A major reason why many writers start with gusto but lose steam halfway is that they aren’t sure why they need to keep creating, especially if their first few pieces get no traction or attention from the readers. To make sure this never happens, I’ve understood a few things that helped me keep up the consistency. I’m sure they will work for you too if you apply them:
Write without expectation
When you feel discouraged by the lack of appreciation from your target audience, remember your why that you wrote in Step One. This is the reason why I mentioned that writing for money is not wrong, but money shouldn’t be the sole motivator. When you know what drives you, you’ll not let something as trivial as “less views” come between where you are now and where you eventually want to be.
Keep creating. If your goals align with your efforts, the views will follow.
Learn from past mistakes
No matter how passionate you are about writing, the first few pieces you churn out aren’t going to be masterpieces. I still cringe when I look back at what I wrote when I was starting out. The impulse to delete them is strong. The only thing stopping me from doing so is the conviction that my old articles are a witness to my journey. They are proof of where I started and how far I’ve come.
If your first few pieces don’t sound as good as they did in your head, don’t worry. This happens to the best of us. Keep writing and keep learning from the comments people leave on your pieces. Nicolas Cole calls this practicing in public. Experiment with niches and genres and let your heart go wherever it wants.
Once you have a sufficiently large volume of work (say, 100+ published pieces of work), you’ll have enough data to understand what works and what doesn’t. Analyze your stats and see which articles or stories are performing better than others. These are the topics your readers are the most interested in. These are the topics that will continue performing better than others.

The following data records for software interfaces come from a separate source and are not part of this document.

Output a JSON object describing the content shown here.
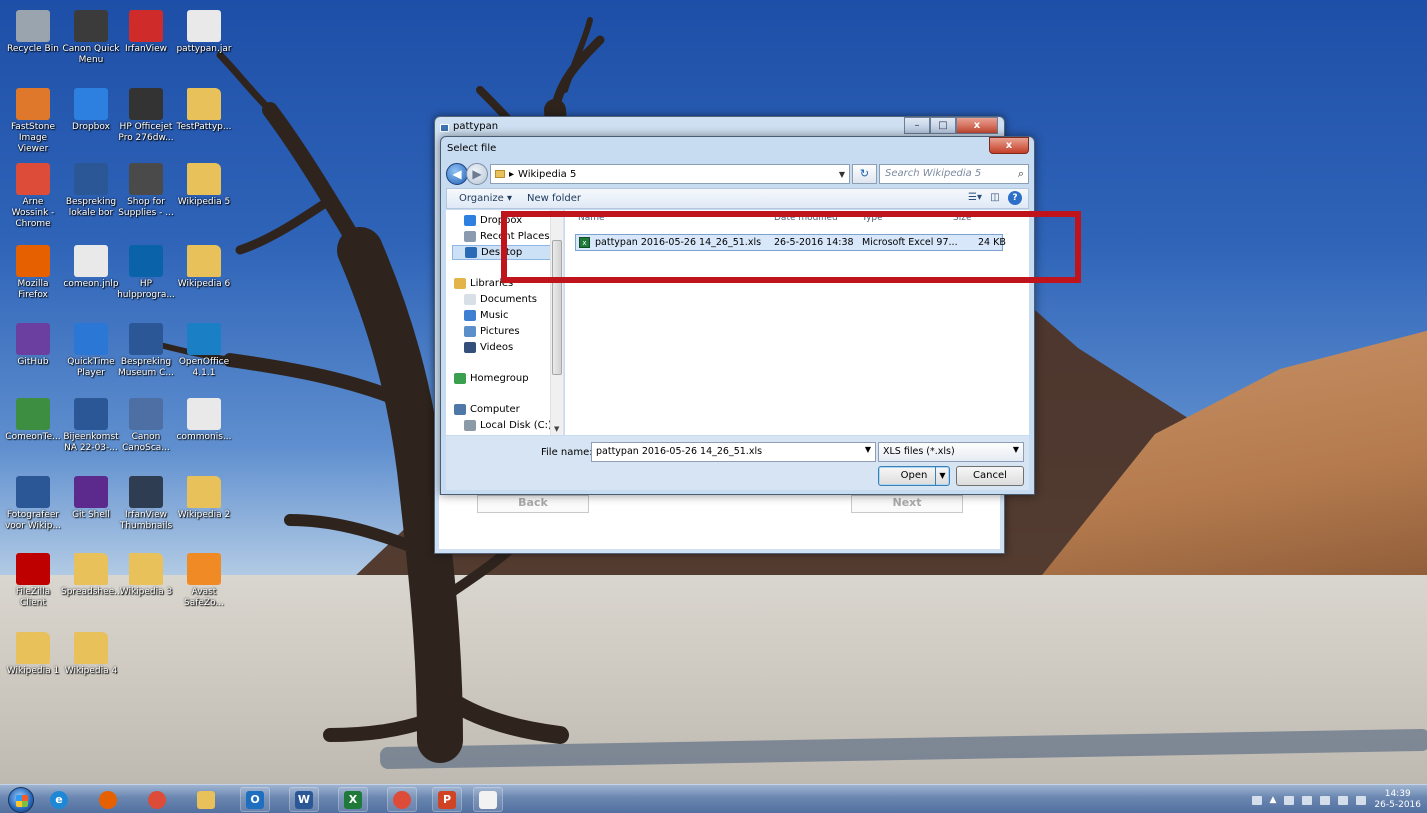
{
  "desktop": {
    "icons": [
      {
        "label": "Recycle Bin",
        "icon": "recycle-bin-icon",
        "color": "#9aa4ae"
      },
      {
        "label": "Canon Quick Menu",
        "icon": "canon-quick-menu-icon",
        "color": "#3b3b3b"
      },
      {
        "label": "IrfanView",
        "icon": "irfanview-icon",
        "color": "#d02b2b"
      },
      {
        "label": "pattypan.jar",
        "icon": "java-jar-icon",
        "color": "#e9e9e9"
      },
      {
        "label": "FastStone Image Viewer",
        "icon": "faststone-icon",
        "color": "#e0782c"
      },
      {
        "label": "Dropbox",
        "icon": "dropbox-icon",
        "color": "#2d7fe0"
      },
      {
        "label": "HP Officejet Pro 276dw...",
        "icon": "printer-icon",
        "color": "#333333"
      },
      {
        "label": "TestPattyp...",
        "icon": "folder-icon",
        "color": "#e8c15a"
      },
      {
        "label": "Arne Wossink - Chrome",
        "icon": "chrome-icon",
        "color": "#dd4b39"
      },
      {
        "label": "Bespreking lokale bor",
        "icon": "word-doc-icon",
        "color": "#2b5797"
      },
      {
        "label": "Shop for Supplies - ...",
        "icon": "shop-supplies-icon",
        "color": "#4a4a4a"
      },
      {
        "label": "Wikipedia 5",
        "icon": "folder-icon",
        "color": "#e8c15a"
      },
      {
        "label": "Mozilla Firefox",
        "icon": "firefox-icon",
        "color": "#e66000"
      },
      {
        "label": "comeon.jnlp",
        "icon": "java-jnlp-icon",
        "color": "#e9e9e9"
      },
      {
        "label": "HP hulpprogra...",
        "icon": "hp-icon",
        "color": "#0a63a8"
      },
      {
        "label": "Wikipedia 6",
        "icon": "folder-icon",
        "color": "#e8c15a"
      },
      {
        "label": "GitHub",
        "icon": "github-icon",
        "color": "#6a3fa0"
      },
      {
        "label": "QuickTime Player",
        "icon": "quicktime-icon",
        "color": "#2a77d6"
      },
      {
        "label": "Bespreking Museum C...",
        "icon": "word-doc-icon",
        "color": "#2b5797"
      },
      {
        "label": "OpenOffice 4.1.1",
        "icon": "openoffice-icon",
        "color": "#1a7fc4"
      },
      {
        "label": "ComeonTe...",
        "icon": "spreadsheet-icon",
        "color": "#3e8e41"
      },
      {
        "label": "Bijeenkomst NA 22-03-...",
        "icon": "word-doc-icon",
        "color": "#2b5797"
      },
      {
        "label": "Canon CanoSca...",
        "icon": "canon-scan-icon",
        "color": "#4d6fa3"
      },
      {
        "label": "commonis...",
        "icon": "java-jar-icon",
        "color": "#e9e9e9"
      },
      {
        "label": "Fotografeer voor Wikip...",
        "icon": "word-doc-icon",
        "color": "#2b5797"
      },
      {
        "label": "Git Shell",
        "icon": "git-shell-icon",
        "color": "#5b2a8c"
      },
      {
        "label": "IrfanView Thumbnails",
        "icon": "irfanview-thumbnails-icon",
        "color": "#2f3d52"
      },
      {
        "label": "Wikipedia 2",
        "icon": "folder-icon",
        "color": "#e8c15a"
      },
      {
        "label": "FileZilla Client",
        "icon": "filezilla-icon",
        "color": "#bf0000"
      },
      {
        "label": "Spreadshee...",
        "icon": "folder-icon",
        "color": "#e8c15a"
      },
      {
        "label": "Wikipedia 3",
        "icon": "folder-icon",
        "color": "#e8c15a"
      },
      {
        "label": "Avast SafeZo...",
        "icon": "avast-icon",
        "color": "#f08a24"
      },
      {
        "label": "Wikipedia 1",
        "icon": "folder-icon",
        "color": "#e8c15a"
      },
      {
        "label": "Wikipedia 4",
        "icon": "folder-icon",
        "color": "#e8c15a"
      }
    ]
  },
  "back_window": {
    "title": "pattypan",
    "controls": {
      "minimize": "–",
      "maximize": "□",
      "close": "x"
    },
    "back_label": "Back",
    "next_label": "Next"
  },
  "dialog": {
    "title": "Select file",
    "close": "x",
    "address": {
      "segment": "Wikipedia 5",
      "separator": "▸"
    },
    "search_placeholder": "Search Wikipedia 5",
    "toolbar": {
      "organize": "Organize ▾",
      "new_folder": "New folder"
    },
    "nav": [
      {
        "label": "Dropbox",
        "icon": "dropbox-icon",
        "color": "#2d7fe0"
      },
      {
        "label": "Recent Places",
        "icon": "recent-places-icon",
        "color": "#8a9bb0"
      },
      {
        "label": "Desktop",
        "icon": "desktop-icon",
        "color": "#2a6bb8"
      },
      {
        "label": "Libraries",
        "icon": "libraries-icon",
        "color": "#e2b44a"
      },
      {
        "label": "Documents",
        "icon": "documents-icon",
        "color": "#d9dfe7"
      },
      {
        "label": "Music",
        "icon": "music-icon",
        "color": "#3f7fd1"
      },
      {
        "label": "Pictures",
        "icon": "pictures-icon",
        "color": "#5a8fc9"
      },
      {
        "label": "Videos",
        "icon": "videos-icon",
        "color": "#34507a"
      },
      {
        "label": "Homegroup",
        "icon": "homegroup-icon",
        "color": "#3aa04f"
      },
      {
        "label": "Computer",
        "icon": "computer-icon",
        "color": "#4d78a8"
      },
      {
        "label": "Local Disk (C:)",
        "icon": "local-disk-icon",
        "color": "#8c9aa8"
      }
    ],
    "columns": {
      "name": "Name",
      "date": "Date modified",
      "type": "Type",
      "size": "Size"
    },
    "files": [
      {
        "name": "pattypan 2016-05-26 14_26_51.xls",
        "date": "26-5-2016 14:38",
        "type": "Microsoft Excel 97...",
        "size": "24 KB"
      }
    ],
    "file_name_label": "File name:",
    "file_name_value": "pattypan 2016-05-26 14_26_51.xls",
    "file_type": "XLS files (*.xls)",
    "open_label": "Open",
    "cancel_label": "Cancel",
    "highlight_color": "#c0141c"
  },
  "taskbar": {
    "apps": [
      {
        "icon": "internet-explorer-icon",
        "glyph": "e",
        "color": "#1e88d6"
      },
      {
        "icon": "firefox-icon",
        "glyph": "",
        "color": "#e66000"
      },
      {
        "icon": "chrome-icon",
        "glyph": "",
        "color": "#dd4b39"
      },
      {
        "icon": "file-explorer-icon",
        "glyph": "",
        "color": "#e8c15a"
      },
      {
        "icon": "outlook-icon",
        "glyph": "O",
        "color": "#1f6fc1"
      },
      {
        "icon": "word-icon",
        "glyph": "W",
        "color": "#2b5797"
      },
      {
        "icon": "excel-icon",
        "glyph": "X",
        "color": "#1f7a3a"
      },
      {
        "icon": "chrome-icon",
        "glyph": "",
        "color": "#dd4b39"
      },
      {
        "icon": "powerpoint-icon",
        "glyph": "P",
        "color": "#d04423"
      },
      {
        "icon": "java-icon",
        "glyph": "",
        "color": "#f2f2f2"
      }
    ],
    "clock_time": "14:39",
    "clock_date": "26-5-2016"
  }
}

Streamline your topics
Your instincts might say you’re good at a particular topic, but the data might disagree. When I started out, I thought fiction and poetry were my true calling. But when I let the data speak, I realized my pieces of self-improvement and personal development were far outperforming anything else I’d written. That’s when I decided to streamline and produce a steady stream of content directed towards this niche.
The analysis of your stats might surprise you. Several of my writer friends have confessed that what they thought they were good at isn’t what their readers want to read. If that happens, then so be it. Listen to the signs from the universe and give your audience what it wants. In return, you’ll be blessed with views and more recognition than you could have ever dared to hope for.